== Action item ==
Copy out all lines in the data below containing the string "reduce".

== Dataset content ==
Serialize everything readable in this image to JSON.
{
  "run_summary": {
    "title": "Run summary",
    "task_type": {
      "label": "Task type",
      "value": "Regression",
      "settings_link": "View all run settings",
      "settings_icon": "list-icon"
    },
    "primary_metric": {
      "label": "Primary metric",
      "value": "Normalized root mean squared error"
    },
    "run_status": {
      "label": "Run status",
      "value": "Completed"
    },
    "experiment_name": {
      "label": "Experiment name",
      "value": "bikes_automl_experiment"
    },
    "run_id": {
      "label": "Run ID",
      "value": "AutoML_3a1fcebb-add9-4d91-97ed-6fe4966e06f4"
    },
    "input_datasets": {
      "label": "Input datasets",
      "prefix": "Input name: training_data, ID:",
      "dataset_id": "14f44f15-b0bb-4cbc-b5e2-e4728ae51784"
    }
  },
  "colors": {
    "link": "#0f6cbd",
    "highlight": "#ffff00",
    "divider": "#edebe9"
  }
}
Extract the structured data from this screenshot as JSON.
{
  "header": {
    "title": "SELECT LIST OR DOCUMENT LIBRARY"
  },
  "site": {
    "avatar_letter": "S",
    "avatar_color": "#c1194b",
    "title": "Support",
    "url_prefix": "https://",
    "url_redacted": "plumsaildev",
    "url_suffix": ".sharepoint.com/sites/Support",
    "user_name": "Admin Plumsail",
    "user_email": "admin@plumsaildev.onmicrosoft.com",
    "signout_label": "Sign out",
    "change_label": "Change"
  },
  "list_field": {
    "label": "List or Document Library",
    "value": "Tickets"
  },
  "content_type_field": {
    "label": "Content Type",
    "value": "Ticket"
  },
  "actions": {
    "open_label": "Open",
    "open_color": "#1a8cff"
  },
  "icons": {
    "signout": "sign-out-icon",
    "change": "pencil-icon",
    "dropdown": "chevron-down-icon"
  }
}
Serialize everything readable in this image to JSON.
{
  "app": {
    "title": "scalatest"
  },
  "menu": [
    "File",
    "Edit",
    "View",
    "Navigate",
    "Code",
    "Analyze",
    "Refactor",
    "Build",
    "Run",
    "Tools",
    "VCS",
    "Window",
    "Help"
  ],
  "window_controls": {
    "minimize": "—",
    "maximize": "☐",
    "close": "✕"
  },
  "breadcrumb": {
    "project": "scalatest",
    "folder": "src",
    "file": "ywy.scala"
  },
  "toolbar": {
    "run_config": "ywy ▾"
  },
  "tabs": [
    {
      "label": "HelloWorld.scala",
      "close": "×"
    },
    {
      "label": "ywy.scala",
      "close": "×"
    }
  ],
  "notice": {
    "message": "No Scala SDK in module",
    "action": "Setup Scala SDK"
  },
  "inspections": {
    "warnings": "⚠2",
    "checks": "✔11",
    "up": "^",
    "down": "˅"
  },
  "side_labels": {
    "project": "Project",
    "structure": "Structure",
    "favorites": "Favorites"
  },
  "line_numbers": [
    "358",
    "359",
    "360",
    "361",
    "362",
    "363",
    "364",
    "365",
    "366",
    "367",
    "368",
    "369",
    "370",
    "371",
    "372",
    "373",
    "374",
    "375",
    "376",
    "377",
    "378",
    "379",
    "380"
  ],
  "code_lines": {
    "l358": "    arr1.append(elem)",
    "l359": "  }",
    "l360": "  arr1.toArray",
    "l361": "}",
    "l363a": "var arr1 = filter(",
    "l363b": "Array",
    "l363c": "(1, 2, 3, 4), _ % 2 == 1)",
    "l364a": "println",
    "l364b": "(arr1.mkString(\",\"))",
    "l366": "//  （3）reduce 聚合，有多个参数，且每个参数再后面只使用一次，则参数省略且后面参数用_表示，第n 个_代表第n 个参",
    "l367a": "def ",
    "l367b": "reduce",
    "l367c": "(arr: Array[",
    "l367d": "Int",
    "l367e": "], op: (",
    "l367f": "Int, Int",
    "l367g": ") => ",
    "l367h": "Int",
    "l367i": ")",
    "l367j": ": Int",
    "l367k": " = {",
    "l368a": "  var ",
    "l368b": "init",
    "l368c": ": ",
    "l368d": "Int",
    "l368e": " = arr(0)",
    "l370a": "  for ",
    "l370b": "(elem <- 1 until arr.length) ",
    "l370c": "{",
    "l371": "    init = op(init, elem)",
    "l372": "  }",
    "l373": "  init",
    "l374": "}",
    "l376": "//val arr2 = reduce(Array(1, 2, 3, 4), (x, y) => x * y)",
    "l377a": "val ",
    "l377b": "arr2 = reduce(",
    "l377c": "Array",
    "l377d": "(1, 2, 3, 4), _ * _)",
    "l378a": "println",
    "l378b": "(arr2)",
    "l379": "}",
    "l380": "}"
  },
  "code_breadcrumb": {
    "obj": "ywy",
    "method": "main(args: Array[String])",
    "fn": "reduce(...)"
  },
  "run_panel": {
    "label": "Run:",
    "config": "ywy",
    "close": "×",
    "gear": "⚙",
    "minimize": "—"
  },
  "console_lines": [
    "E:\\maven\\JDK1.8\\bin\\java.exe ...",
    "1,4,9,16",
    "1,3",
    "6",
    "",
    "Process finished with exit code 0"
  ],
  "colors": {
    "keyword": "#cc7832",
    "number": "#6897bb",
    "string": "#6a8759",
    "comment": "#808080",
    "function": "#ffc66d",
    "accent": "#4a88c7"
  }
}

== Result ==
    "l366": "//  （3）reduce 聚合，有多个参数，且每个参数再后面只使用一次，则参数省略且后面参数用_表示，第n 个_代表第n 个参",
    "l367b": "reduce",
    "l376": "//val arr2 = reduce(Array(1, 2, 3, 4), (x, y) => x * y)",
    "l377b": "arr2 = reduce(",
    "fn": "reduce(...)"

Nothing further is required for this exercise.